> [Data for this task]
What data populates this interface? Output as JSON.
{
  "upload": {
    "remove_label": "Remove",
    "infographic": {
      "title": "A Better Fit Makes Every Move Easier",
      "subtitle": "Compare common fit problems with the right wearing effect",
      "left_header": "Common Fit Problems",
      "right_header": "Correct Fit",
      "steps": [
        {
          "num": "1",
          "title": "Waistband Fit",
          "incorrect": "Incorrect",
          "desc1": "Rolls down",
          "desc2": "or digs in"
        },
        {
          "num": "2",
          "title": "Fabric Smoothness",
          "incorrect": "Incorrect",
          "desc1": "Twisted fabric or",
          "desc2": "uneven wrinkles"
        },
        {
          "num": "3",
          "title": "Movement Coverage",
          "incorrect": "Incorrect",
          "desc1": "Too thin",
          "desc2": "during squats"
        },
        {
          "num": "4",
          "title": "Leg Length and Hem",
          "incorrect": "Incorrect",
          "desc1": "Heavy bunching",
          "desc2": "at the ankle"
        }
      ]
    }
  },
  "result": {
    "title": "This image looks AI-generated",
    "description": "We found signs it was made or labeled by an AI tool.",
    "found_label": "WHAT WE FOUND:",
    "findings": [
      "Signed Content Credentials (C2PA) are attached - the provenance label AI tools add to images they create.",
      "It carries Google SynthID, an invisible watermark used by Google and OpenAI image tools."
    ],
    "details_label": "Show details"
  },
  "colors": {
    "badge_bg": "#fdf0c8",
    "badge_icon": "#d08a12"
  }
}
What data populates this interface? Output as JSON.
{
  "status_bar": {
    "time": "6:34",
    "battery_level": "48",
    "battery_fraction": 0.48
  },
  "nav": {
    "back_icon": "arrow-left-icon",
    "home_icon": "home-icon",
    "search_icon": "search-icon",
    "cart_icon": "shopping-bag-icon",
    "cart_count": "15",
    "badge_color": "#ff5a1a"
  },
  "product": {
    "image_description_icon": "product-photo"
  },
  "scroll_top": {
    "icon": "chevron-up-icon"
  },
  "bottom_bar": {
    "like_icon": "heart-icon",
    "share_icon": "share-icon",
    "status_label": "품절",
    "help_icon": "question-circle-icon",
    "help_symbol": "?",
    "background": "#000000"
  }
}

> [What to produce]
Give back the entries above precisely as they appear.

> [Worked solution]
What data populates this interface? Output as JSON.
{
  "upload": {
    "remove_label": "Remove",
    "infographic": {
      "title": "A Better Fit Makes Every Move Easier",
      "subtitle": "Compare common fit problems with the right wearing effect",
      "left_header": "Common Fit Problems",
      "right_header": "Correct Fit",
      "steps": [
        {
          "num": "1",
          "title": "Waistband Fit",
          "incorrect": "Incorrect",
          "desc1": "Rolls down",
          "desc2": "or digs in"
        },
        {
          "num": "2",
          "title": "Fabric Smoothness",
          "incorrect": "Incorrect",
          "desc1": "Twisted fabric or",
          "desc2": "uneven wrinkles"
        },
        {
          "num": "3",
          "title": "Movement Coverage",
          "incorrect": "Incorrect",
          "desc1": "Too thin",
          "desc2": "during squats"
        },
        {
          "num": "4",
          "title": "Leg Length and Hem",
          "incorrect": "Incorrect",
          "desc1": "Heavy bunching",
          "desc2": "at the ankle"
        }
      ]
    }
  },
  "result": {
    "title": "This image looks AI-generated",
    "description": "We found signs it was made or labeled by an AI tool.",
    "found_label": "WHAT WE FOUND:",
    "findings": [
      "Signed Content Credentials (C2PA) are attached - the provenance label AI tools add to images they create.",
      "It carries Google SynthID, an invisible watermark used by Google and OpenAI image tools."
    ],
    "details_label": "Show details"
  },
  "colors": {
    "badge_bg": "#fdf0c8",
    "badge_icon": "#d08a12"
  }
}
What data populates this interface? Output as JSON.
{
  "status_bar": {
    "time": "6:34",
    "battery_level": "48",
    "battery_fraction": 0.48
  },
  "nav": {
    "back_icon": "arrow-left-icon",
    "home_icon": "home-icon",
    "search_icon": "search-icon",
    "cart_icon": "shopping-bag-icon",
    "cart_count": "15",
    "badge_color": "#ff5a1a"
  },
  "product": {
    "image_description_icon": "product-photo"
  },
  "scroll_top": {
    "icon": "chevron-up-icon"
  },
  "bottom_bar": {
    "like_icon": "heart-icon",
    "share_icon": "share-icon",
    "status_label": "품절",
    "help_icon": "question-circle-icon",
    "help_symbol": "?",
    "background": "#000000"
  }
}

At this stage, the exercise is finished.